How to complete this task:
In your answer, copy every entry that follows exactly.
#### Data provided
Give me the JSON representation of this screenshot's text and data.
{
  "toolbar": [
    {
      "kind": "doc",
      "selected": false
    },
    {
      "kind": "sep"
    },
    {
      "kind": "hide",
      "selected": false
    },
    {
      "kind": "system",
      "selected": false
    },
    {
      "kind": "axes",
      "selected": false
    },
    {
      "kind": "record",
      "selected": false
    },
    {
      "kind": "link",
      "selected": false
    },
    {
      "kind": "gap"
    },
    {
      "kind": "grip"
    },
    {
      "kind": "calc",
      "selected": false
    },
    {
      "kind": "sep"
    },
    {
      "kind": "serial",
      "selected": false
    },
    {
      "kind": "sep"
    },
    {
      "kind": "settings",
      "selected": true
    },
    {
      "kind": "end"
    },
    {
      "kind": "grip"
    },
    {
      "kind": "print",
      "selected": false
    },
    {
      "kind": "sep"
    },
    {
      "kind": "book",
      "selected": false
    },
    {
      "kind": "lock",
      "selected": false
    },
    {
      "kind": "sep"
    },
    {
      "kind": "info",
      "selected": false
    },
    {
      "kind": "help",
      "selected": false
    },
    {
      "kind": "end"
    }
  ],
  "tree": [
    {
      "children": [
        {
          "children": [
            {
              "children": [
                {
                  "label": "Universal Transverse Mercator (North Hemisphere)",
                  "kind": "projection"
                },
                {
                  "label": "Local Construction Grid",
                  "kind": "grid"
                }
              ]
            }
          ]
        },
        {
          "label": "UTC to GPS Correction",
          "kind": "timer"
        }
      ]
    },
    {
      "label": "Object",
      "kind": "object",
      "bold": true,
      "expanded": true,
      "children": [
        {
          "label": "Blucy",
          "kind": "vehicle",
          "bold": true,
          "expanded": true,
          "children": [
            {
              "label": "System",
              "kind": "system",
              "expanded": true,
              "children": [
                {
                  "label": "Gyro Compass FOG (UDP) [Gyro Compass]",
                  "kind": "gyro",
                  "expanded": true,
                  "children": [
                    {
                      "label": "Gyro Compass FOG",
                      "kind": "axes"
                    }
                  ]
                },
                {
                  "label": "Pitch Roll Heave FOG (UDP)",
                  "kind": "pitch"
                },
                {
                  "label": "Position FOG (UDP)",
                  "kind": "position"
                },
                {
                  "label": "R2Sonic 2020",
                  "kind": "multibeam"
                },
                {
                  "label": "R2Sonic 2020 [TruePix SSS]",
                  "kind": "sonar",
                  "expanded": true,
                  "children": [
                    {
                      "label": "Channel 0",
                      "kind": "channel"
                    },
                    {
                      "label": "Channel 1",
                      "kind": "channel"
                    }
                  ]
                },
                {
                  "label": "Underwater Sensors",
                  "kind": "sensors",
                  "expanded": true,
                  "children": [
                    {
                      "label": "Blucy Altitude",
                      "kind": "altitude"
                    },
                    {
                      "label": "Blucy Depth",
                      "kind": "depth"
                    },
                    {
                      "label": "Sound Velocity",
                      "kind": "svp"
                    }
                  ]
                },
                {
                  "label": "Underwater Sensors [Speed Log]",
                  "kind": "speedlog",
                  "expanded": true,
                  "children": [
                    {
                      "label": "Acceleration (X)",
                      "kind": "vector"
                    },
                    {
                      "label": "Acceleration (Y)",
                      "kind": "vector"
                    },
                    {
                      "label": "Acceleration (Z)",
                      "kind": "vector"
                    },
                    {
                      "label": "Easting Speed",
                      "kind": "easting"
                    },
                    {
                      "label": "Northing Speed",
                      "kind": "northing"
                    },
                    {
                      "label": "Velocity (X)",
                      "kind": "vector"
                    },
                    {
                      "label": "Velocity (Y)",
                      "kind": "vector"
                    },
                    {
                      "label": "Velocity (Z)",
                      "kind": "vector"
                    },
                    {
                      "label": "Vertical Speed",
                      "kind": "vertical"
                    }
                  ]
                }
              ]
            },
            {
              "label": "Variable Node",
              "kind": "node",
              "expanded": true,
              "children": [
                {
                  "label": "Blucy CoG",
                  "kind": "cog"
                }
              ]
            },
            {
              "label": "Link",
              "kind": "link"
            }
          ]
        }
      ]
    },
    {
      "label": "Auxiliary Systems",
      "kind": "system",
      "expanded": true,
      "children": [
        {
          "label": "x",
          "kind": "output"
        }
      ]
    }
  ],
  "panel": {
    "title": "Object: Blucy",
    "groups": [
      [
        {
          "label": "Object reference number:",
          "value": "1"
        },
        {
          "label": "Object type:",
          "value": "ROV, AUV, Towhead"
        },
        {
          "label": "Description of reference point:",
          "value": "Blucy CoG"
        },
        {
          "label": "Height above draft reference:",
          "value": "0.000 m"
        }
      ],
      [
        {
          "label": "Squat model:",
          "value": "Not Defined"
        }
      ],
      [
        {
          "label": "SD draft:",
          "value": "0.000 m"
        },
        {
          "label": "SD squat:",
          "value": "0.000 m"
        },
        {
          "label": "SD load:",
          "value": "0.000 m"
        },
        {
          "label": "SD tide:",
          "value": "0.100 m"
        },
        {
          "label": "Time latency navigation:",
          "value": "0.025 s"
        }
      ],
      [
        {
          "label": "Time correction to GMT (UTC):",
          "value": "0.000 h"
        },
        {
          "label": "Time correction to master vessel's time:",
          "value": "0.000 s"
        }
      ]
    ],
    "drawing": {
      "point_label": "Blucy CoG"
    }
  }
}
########
Your response:
Give me the JSON representation of this screenshot's text and data.
{
  "toolbar": [
    {
      "kind": "doc",
      "selected": false
    },
    {
      "kind": "sep"
    },
    {
      "kind": "hide",
      "selected": false
    },
    {
      "kind": "system",
      "selected": false
    },
    {
      "kind": "axes",
      "selected": false
    },
    {
      "kind": "record",
      "selected": false
    },
    {
      "kind": "link",
      "selected": false
    },
    {
      "kind": "gap"
    },
    {
      "kind": "grip"
    },
    {
      "kind": "calc",
      "selected": false
    },
    {
      "kind": "sep"
    },
    {
      "kind": "serial",
      "selected": false
    },
    {
      "kind": "sep"
    },
    {
      "kind": "settings",
      "selected": true
    },
    {
      "kind": "end"
    },
    {
      "kind": "grip"
    },
    {
      "kind": "print",
      "selected": false
    },
    {
      "kind": "sep"
    },
    {
      "kind": "book",
      "selected": false
    },
    {
      "kind": "lock",
      "selected": false
    },
    {
      "kind": "sep"
    },
    {
      "kind": "info",
      "selected": false
    },
    {
      "kind": "help",
      "selected": false
    },
    {
      "kind": "end"
    }
  ],
  "tree": [
    {
      "children": [
        {
          "children": [
            {
              "children": [
                {
                  "label": "Universal Transverse Mercator (North Hemisphere)",
                  "kind": "projection"
                },
                {
                  "label": "Local Construction Grid",
                  "kind": "grid"
                }
              ]
            }
          ]
        },
        {
          "label": "UTC to GPS Correction",
          "kind": "timer"
        }
      ]
    },
    {
      "label": "Object",
      "kind": "object",
      "bold": true,
      "expanded": true,
      "children": [
        {
          "label": "Blucy",
          "kind": "vehicle",
          "bold": true,
          "expanded": true,
          "children": [
            {
              "label": "System",
              "kind": "system",
              "expanded": true,
              "children": [
                {
                  "label": "Gyro Compass FOG (UDP) [Gyro Compass]",
                  "kind": "gyro",
                  "expanded": true,
                  "children": [
                    {
                      "label": "Gyro Compass FOG",
                      "kind": "axes"
                    }
                  ]
                },
                {
                  "label": "Pitch Roll Heave FOG (UDP)",
                  "kind": "pitch"
                },
                {
                  "label": "Position FOG (UDP)",
                  "kind": "position"
                },
                {
                  "label": "R2Sonic 2020",
                  "kind": "multibeam"
                },
                {
                  "label": "R2Sonic 2020 [TruePix SSS]",
                  "kind": "sonar",
                  "expanded": true,
                  "children": [
                    {
                      "label": "Channel 0",
                      "kind": "channel"
                    },
                    {
                      "label": "Channel 1",
                      "kind": "channel"
                    }
                  ]
                },
                {
                  "label": "Underwater Sensors",
                  "kind": "sensors",
                  "expanded": true,
                  "children": [
                    {
                      "label": "Blucy Altitude",
                      "kind": "altitude"
                    },
                    {
                      "label": "Blucy Depth",
                      "kind": "depth"
                    },
                    {
                      "label": "Sound Velocity",
                      "kind": "svp"
                    }
                  ]
                },
                {
                  "label": "Underwater Sensors [Speed Log]",
                  "kind": "speedlog",
                  "expanded": true,
                  "children": [
                    {
                      "label": "Acceleration (X)",
                      "kind": "vector"
                    },
                    {
                      "label": "Acceleration (Y)",
                      "kind": "vector"
                    },
                    {
                      "label": "Acceleration (Z)",
                      "kind": "vector"
                    },
                    {
                      "label": "Easting Speed",
                      "kind": "easting"
                    },
                    {
                      "label": "Northing Speed",
                      "kind": "northing"
                    },
                    {
                      "label": "Velocity (X)",
                      "kind": "vector"
                    },
                    {
                      "label": "Velocity (Y)",
                      "kind": "vector"
                    },
                    {
                      "label": "Velocity (Z)",
                      "kind": "vector"
                    },
                    {
                      "label": "Vertical Speed",
                      "kind": "vertical"
                    }
                  ]
                }
              ]
            },
            {
              "label": "Variable Node",
              "kind": "node",
              "expanded": true,
              "children": [
                {
                  "label": "Blucy CoG",
                  "kind": "cog"
                }
              ]
            },
            {
              "label": "Link",
              "kind": "link"
            }
          ]
        }
      ]
    },
    {
      "label": "Auxiliary Systems",
      "kind": "system",
      "expanded": true,
      "children": [
        {
          "label": "x",
          "kind": "output"
        }
      ]
    }
  ],
  "panel": {
    "title": "Object: Blucy",
    "groups": [
      [
        {
          "label": "Object reference number:",
          "value": "1"
        },
        {
          "label": "Object type:",
          "value": "ROV, AUV, Towhead"
        },
        {
          "label": "Description of reference point:",
          "value": "Blucy CoG"
        },
        {
          "label": "Height above draft reference:",
          "value": "0.000 m"
        }
      ],
      [
        {
          "label": "Squat model:",
          "value": "Not Defined"
        }
      ],
      [
        {
          "label": "SD draft:",
          "value": "0.000 m"
        },
        {
          "label": "SD squat:",
          "value": "0.000 m"
        },
        {
          "label": "SD load:",
          "value": "0.000 m"
        },
        {
          "label": "SD tide:",
          "value": "0.100 m"
        },
        {
          "label": "Time latency navigation:",
          "value": "0.025 s"
        }
      ],
      [
        {
          "label": "Time correction to GMT (UTC):",
          "value": "0.000 h"
        },
        {
          "label": "Time correction to master vessel's time:",
          "value": "0.000 s"
        }
      ]
    ],
    "drawing": {
      "point_label": "Blucy CoG"
    }
  }
}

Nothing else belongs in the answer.